The government, in 2013 and 2014, guaranteed loans of over two billion US dollars from European banks (Credit Suisse and VTB of Russia) to three security-related companies, Ematum (Mozambique Tuna Company), Proindicus and MAM (Mozambique Asset Management).
Only the Ematum loan (for 850 million US dollars) was in the public domain, since it took the form of a Europan bond issue. But the loans of 622 million dollars to Proindicus and of 535 million to MAM were kept secret.
When press reports on these loans were published in April 2016, the IMF accused Mozambique of failing to disclose the true state of its foreign debt situation, and suspended its programme. Other partners followed suit, including all 14 donors to the state budget.
A key condition for resuming normal relations was an independent audit of Ematum, Proindicus and MAM, and the Attorney-General’s Office (PGR) hired Kroll Associates, reputedly the world’s foremost forensic audit company, to carry out the audit.

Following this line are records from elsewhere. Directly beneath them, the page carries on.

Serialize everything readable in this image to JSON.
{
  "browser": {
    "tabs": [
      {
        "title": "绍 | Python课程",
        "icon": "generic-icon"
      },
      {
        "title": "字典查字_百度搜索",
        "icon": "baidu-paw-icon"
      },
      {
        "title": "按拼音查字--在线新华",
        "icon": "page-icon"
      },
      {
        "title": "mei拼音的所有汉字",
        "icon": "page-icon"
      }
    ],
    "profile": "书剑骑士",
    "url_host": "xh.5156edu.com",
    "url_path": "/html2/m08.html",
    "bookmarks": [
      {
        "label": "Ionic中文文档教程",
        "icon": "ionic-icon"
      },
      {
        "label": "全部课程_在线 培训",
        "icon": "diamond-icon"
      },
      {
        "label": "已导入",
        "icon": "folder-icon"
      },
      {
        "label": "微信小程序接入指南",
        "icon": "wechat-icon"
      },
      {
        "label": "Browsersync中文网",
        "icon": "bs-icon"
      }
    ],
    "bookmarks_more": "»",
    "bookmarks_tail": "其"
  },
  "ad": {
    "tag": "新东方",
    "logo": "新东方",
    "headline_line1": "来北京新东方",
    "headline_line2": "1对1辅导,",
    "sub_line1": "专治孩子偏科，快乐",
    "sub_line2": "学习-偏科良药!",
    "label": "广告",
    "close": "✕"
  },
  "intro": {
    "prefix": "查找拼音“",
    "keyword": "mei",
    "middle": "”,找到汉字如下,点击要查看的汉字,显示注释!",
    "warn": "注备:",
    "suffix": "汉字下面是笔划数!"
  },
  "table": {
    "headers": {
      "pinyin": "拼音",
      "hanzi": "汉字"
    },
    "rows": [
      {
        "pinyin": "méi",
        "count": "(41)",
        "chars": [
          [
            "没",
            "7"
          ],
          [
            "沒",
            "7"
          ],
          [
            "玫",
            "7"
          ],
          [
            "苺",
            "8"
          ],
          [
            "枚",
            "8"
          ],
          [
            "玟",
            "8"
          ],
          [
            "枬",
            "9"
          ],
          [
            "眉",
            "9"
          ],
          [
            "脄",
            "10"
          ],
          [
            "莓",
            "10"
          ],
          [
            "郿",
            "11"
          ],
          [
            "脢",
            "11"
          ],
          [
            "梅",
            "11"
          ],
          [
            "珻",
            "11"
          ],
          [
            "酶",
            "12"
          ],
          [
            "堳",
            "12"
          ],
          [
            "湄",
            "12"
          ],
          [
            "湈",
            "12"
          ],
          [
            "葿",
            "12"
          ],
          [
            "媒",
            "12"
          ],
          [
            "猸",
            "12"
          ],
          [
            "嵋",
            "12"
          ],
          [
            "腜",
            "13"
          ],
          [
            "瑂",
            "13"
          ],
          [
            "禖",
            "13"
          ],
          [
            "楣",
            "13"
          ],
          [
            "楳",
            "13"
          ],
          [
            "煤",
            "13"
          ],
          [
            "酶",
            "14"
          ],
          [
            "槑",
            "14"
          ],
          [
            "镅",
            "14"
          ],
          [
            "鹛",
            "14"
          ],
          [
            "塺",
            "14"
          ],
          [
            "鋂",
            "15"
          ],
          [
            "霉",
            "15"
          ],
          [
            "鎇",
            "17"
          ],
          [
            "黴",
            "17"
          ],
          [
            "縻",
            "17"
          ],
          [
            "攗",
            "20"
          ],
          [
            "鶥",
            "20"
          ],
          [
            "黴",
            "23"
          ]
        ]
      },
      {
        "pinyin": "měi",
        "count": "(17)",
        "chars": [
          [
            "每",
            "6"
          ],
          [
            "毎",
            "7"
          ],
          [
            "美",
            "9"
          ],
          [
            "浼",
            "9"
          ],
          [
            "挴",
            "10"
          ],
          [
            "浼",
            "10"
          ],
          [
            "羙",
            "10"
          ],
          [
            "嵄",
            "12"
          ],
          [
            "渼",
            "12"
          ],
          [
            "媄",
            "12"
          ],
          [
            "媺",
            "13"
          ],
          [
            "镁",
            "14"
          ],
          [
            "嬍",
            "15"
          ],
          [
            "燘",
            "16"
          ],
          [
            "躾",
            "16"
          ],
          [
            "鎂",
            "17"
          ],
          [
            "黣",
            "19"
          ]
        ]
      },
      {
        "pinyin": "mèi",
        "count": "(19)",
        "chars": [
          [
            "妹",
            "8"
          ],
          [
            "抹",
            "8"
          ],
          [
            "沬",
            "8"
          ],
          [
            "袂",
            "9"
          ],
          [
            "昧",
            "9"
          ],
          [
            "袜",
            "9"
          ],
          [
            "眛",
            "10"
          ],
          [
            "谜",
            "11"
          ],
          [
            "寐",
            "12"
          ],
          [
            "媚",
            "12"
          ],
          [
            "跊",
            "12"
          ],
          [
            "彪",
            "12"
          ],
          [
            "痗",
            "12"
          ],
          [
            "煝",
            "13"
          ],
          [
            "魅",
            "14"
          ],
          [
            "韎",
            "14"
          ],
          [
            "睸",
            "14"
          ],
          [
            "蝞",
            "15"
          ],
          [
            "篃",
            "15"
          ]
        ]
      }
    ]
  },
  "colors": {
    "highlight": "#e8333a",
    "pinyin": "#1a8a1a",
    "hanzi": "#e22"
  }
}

But, when the executive summary of the audit was published on 24 June, it showed that Kroll had not received full cooperation from the three countries. The information it contained was therefore incomplete.
The note from the GBS (General Budget Support) management group, leaked to the latest issue of the independent weekly “Savana”, pointed out that the structure of the project (supposedly for maritime security) financed by the illicit debts, the parties involved, and the potential for conflicts of interest “are possible indications or ingredients of corruption and fraud”.

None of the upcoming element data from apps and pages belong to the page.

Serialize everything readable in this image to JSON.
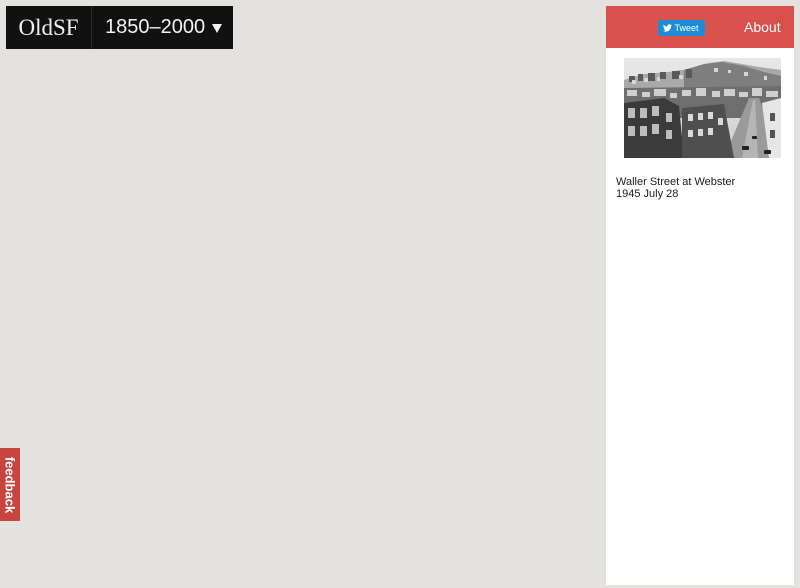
{
  "header": {
    "brand": "OldSF",
    "year_range": "1850–2000"
  },
  "feedback": {
    "label": "feedback"
  },
  "panel": {
    "tweet_label": "Tweet",
    "about_label": "About",
    "photo": {
      "title": "Waller Street at Webster",
      "date": "1945 July 28"
    }
  },
  "colors": {
    "panel_header": "#d9504c",
    "feedback_tab": "#c8453f",
    "tweet_button": "#1d8cd6",
    "brand_bar": "#111111",
    "map_background": "#e4e2de"
  },
  "icons": {
    "tweet": "twitter-bird-icon",
    "year_dropdown": "caret-down-icon"
  }
}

The GBS Management Group noted Kroll’s finding that “no documented evidence was found of any kind of assessment (value for money, viability, etc.) of the guarantees, before signature by the Minister of Finance”.
The note added that “Person C” (not named in the report, but clearly identifiable as the then Finance Minister Manuel Chang) voluntarily admitted to breaches of the budget law, claiming that officials from the State Security and Intelligence Service (SISE) had persuaded him to sign the guarantees in the name of “national security”.

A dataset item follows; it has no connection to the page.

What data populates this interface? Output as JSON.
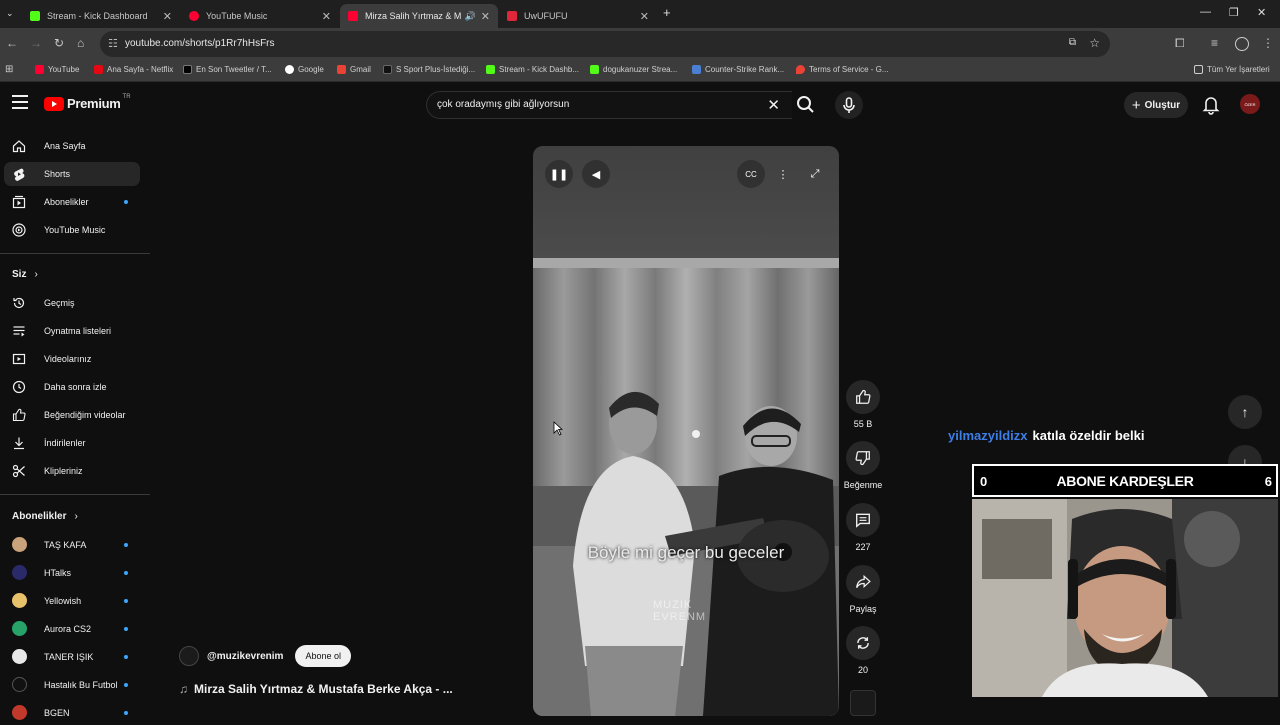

Guarantees for over two billion dollars worth of loans smashed through the ceilings on loan guarantees laid down in the 2013 and 2014 budget laws. The guarantees also violated a clause in the Mozambican constitution which states that only the country’s parliament, the Assembly of the Republic, can approve such debts.
The note also says that the Kroll report indicates “potential over-invoicing” of around 55 per cent for the assets and services provided to Ematum and Proindicus.
Unable to obtain a full explanation from the companies, Kroll compared the invoice value of goods and services with an independent valuation of such assets as the Ematum fishing boats and the Proindicus patrol vessels, uncovering a discrepancy of 713 million dollars.
There is also a mysterious 500 million dollars of the Ematum loan, apparently earmarked for military equipment, but which Kroll was unable to audit. The Mozambican defence ministry denies ever receiving such equipment, and the contractor, the Lebanese-based company Privinvest, insists that it supplied no military equipment.
Adding the 500 million to the apparent over-invoicing means that more than 1.2 billion dollars of the loans is unaccounted for.
The GBS management group noted that most of the transactions involving the loan money took place outside of Mozambique and did not go through the state financial management system (SISTAFE).
The Kroll report suggests complicity by Credit Suisse and VTB in the scandal but does not accuse them of violating international financial norms. Initially, Credit Suisse appears to have had its doubts, since, according to Kroll, it imposed a number of prior conditions that had to be met before the loans would be approved. These included approval of the operation by the Bank of Mozambique and reporting the loans to the IMF.
None of this happened, and Kroll believed that Credit Suisse had quietly dropped these requirements.
The note from the GBS Management Group called on the government to give a “credible response” that would indicate its commitment to taking the conclusions of the Kroll report seriously, bearing in mind that constructive dialogue with the IMF is a condition for resuming direct budget support.
One of the main contributors to budget support has been the World Bank. Last week, it warned that debt sustainability would be critical for the resumption of budget support.
Andrew Bvumbe, an executive director of the Bank, on a two day visit to Mozambique, told a press conference that a resumption of direct financial aid would depend on the government restructuring its foreign debt – including the Ematum, Proindicus and MAM loans.
“We will have to look at the indicators and what can be done in terms of the opportunity to restructure the debt and make it sustainable”, said Bvumbe.
However, the World Bank country director, Mark Lundell, said that freezing direct budget support does not affect the Bank’s aid for priority areas, such as education, health and agriculture.Source: AIM